Tiree is a great place for bird-watching – its rich machair, grasslands, beaches and lochs are home to a wide variety of birds throughout the year. The land is enriched by crofting practices which enable large populations of birds such as Lapwings, Skylarks and Starlings to thrive in densities that are rarely seen these days on the mainland, whilst the island is now home to over a quarter of all the Corncrakes in Britain.
Tiree has a nationally important population of breeding waders. Lapwing, oystercatcher, redshank, Snipe and Ringed Plover are all in evidence, while on the surrounding sea, auks, shearwaters, divers, Eiders and terns can be seen feeding,
As well as hosting a wide range of breeding birds, the island is ideally placed to observe bird migration in full swing in both spring and autumn, as waders, ducks, geese and swans, as well as smaller birds such as thrushes and warblers, pass through on their journeys to and from their more northerly breeding grounds.
Mild winters enable large numbers of Greenland geese, ducks and waders to winter on the island, so there is much to see at all times of year.
There is a bird hide above the west shore of Loch Bhasapol, and there is a resident RSPB warden on the island.
For a detailed record of recent sightings on Tiree see the monthly bird diary on the community website.

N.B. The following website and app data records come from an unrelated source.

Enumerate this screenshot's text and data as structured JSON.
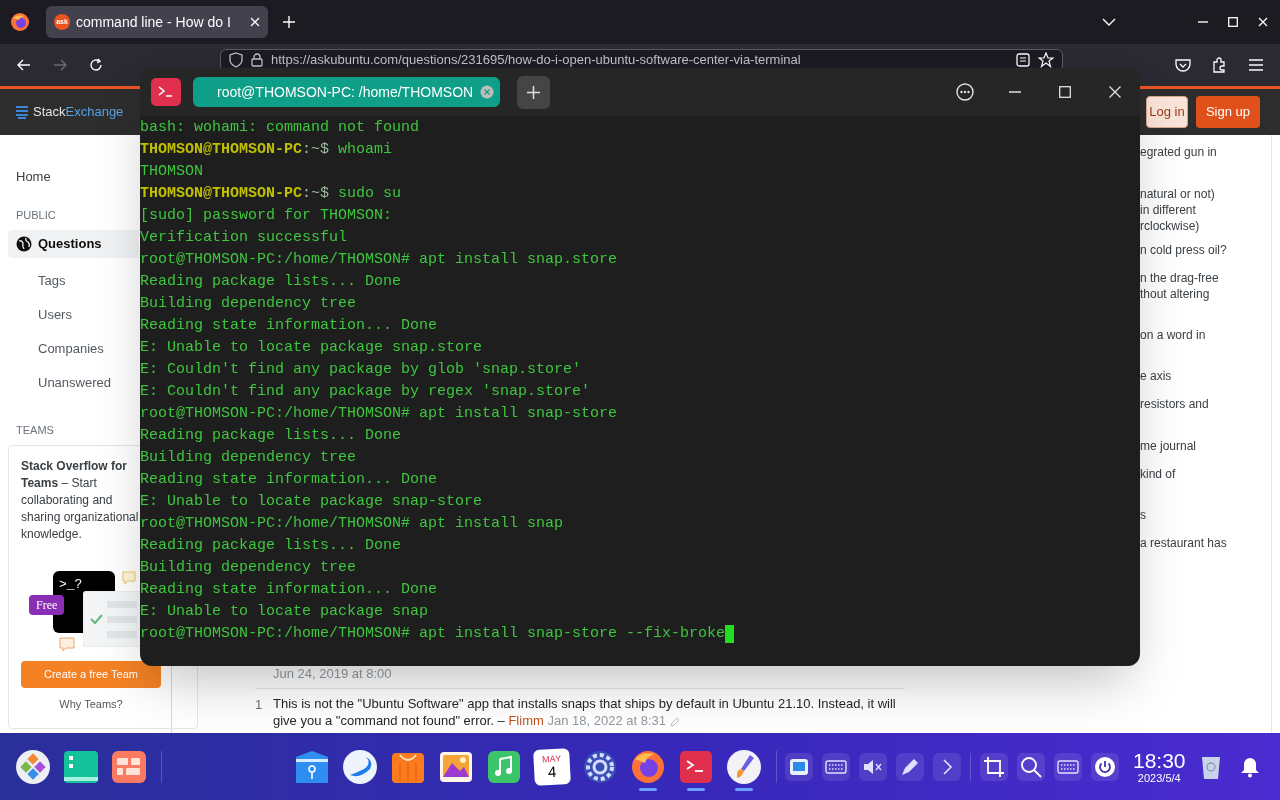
{
  "browser": {
    "tab": {
      "favicon_text": "ask",
      "title": "command line - How do I",
      "selected": true
    },
    "url": "https://askubuntu.com/questions/231695/how-do-i-open-ubuntu-software-center-via-terminal"
  },
  "site_header": {
    "logo_parts": [
      "Stack",
      "Exchange"
    ],
    "login": "Log in",
    "signup": "Sign up"
  },
  "sidebar": {
    "home": "Home",
    "sections": [
      {
        "heading": "PUBLIC",
        "items": [
          {
            "label": "Questions",
            "selected": true
          },
          {
            "label": "Tags",
            "selected": false
          },
          {
            "label": "Users",
            "selected": false
          },
          {
            "label": "Companies",
            "selected": false
          },
          {
            "label": "Unanswered",
            "selected": false
          }
        ]
      },
      {
        "heading": "TEAMS"
      }
    ]
  },
  "teams_promo": {
    "text": "**Stack Overflow for Teams** – Start collaborating and sharing organizational knowledge.",
    "illustration_text": ">_?",
    "badge": "Free",
    "button": "Create a free Team",
    "link": "Why Teams?"
  },
  "hot_questions": [
    [
      "egrated gun in"
    ],
    [
      "natural or not)",
      "in different",
      "rclockwise)"
    ],
    [
      "n cold press oil?"
    ],
    [
      "n the drag-free",
      "thout altering"
    ],
    [
      "on a word in"
    ],
    [
      "e axis"
    ],
    [
      "resistors and"
    ],
    [
      "me journal"
    ],
    [
      "kind of"
    ],
    [
      "s"
    ],
    [
      "a restaurant has"
    ]
  ],
  "comments": {
    "date": "Jun 24, 2019 at 8:00",
    "score": "1",
    "text": "This is not the \"Ubuntu Software\" app that installs snaps that ships by default in Ubuntu 21.10. Instead, it will give you a \"command not found\" error. –",
    "author": "Flimm",
    "time": "Jan 18, 2022 at 8:31"
  },
  "terminal": {
    "tab_title": "root@THOMSON-PC: /home/THOMSON",
    "lines": [
      {
        "kind": "output",
        "text": "bash: wohami: command not found"
      },
      {
        "kind": "user_prompt",
        "prompt": "THOMSON@THOMSON-PC",
        "path": ":~$",
        "command": "whoami",
        "cursor": false
      },
      {
        "kind": "output",
        "text": "THOMSON"
      },
      {
        "kind": "user_prompt",
        "prompt": "THOMSON@THOMSON-PC",
        "path": ":~$",
        "command": "sudo su",
        "cursor": false
      },
      {
        "kind": "output",
        "text": "[sudo] password for THOMSON:"
      },
      {
        "kind": "output",
        "text": "Verification successful"
      },
      {
        "kind": "root_prompt",
        "prompt": "root@THOMSON-PC:/home/THOMSON#",
        "command": "apt install snap.store",
        "cursor": false
      },
      {
        "kind": "output",
        "text": "Reading package lists... Done"
      },
      {
        "kind": "output",
        "text": "Building dependency tree"
      },
      {
        "kind": "output",
        "text": "Reading state information... Done"
      },
      {
        "kind": "output",
        "text": "E: Unable to locate package snap.store"
      },
      {
        "kind": "output",
        "text": "E: Couldn't find any package by glob 'snap.store'"
      },
      {
        "kind": "output",
        "text": "E: Couldn't find any package by regex 'snap.store'"
      },
      {
        "kind": "root_prompt",
        "prompt": "root@THOMSON-PC:/home/THOMSON#",
        "command": "apt install snap-store",
        "cursor": false
      },
      {
        "kind": "output",
        "text": "Reading package lists... Done"
      },
      {
        "kind": "output",
        "text": "Building dependency tree"
      },
      {
        "kind": "output",
        "text": "Reading state information... Done"
      },
      {
        "kind": "output",
        "text": "E: Unable to locate package snap-store"
      },
      {
        "kind": "root_prompt",
        "prompt": "root@THOMSON-PC:/home/THOMSON#",
        "command": "apt install snap",
        "cursor": false
      },
      {
        "kind": "output",
        "text": "Reading package lists... Done"
      },
      {
        "kind": "output",
        "text": "Building dependency tree"
      },
      {
        "kind": "output",
        "text": "Reading state information... Done"
      },
      {
        "kind": "output",
        "text": "E: Unable to locate package snap"
      },
      {
        "kind": "root_prompt",
        "prompt": "root@THOMSON-PC:/home/THOMSON#",
        "command": "apt install snap-store --fix-broke",
        "cursor": true
      }
    ]
  },
  "taskbar": {
    "launchers": [
      {
        "kind": "launcher"
      },
      {
        "kind": "files"
      },
      {
        "kind": "multitask"
      }
    ],
    "dock": [
      {
        "kind": "folder",
        "running": false
      },
      {
        "kind": "swirl",
        "running": false
      },
      {
        "kind": "store",
        "running": false
      },
      {
        "kind": "photos",
        "running": false
      },
      {
        "kind": "music",
        "running": false
      },
      {
        "kind": "calendar",
        "running": false,
        "month": "MAY",
        "day": "4"
      },
      {
        "kind": "settings",
        "running": false
      },
      {
        "kind": "firefox",
        "running": true
      },
      {
        "kind": "terminal",
        "running": true
      },
      {
        "kind": "paint",
        "running": true
      }
    ],
    "tray": [
      {
        "kind": "screen"
      },
      {
        "kind": "keyboard"
      },
      {
        "kind": "mute"
      },
      {
        "kind": "pen"
      },
      {
        "kind": "chevron"
      },
      {
        "kind": "crop"
      },
      {
        "kind": "search"
      },
      {
        "kind": "keyboard"
      },
      {
        "kind": "power"
      }
    ],
    "time": "18:30",
    "date": "2023/5/4"
  }
}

The photos on the right are courtesy of Chris Briggs. You can see more of Chris’s work HERE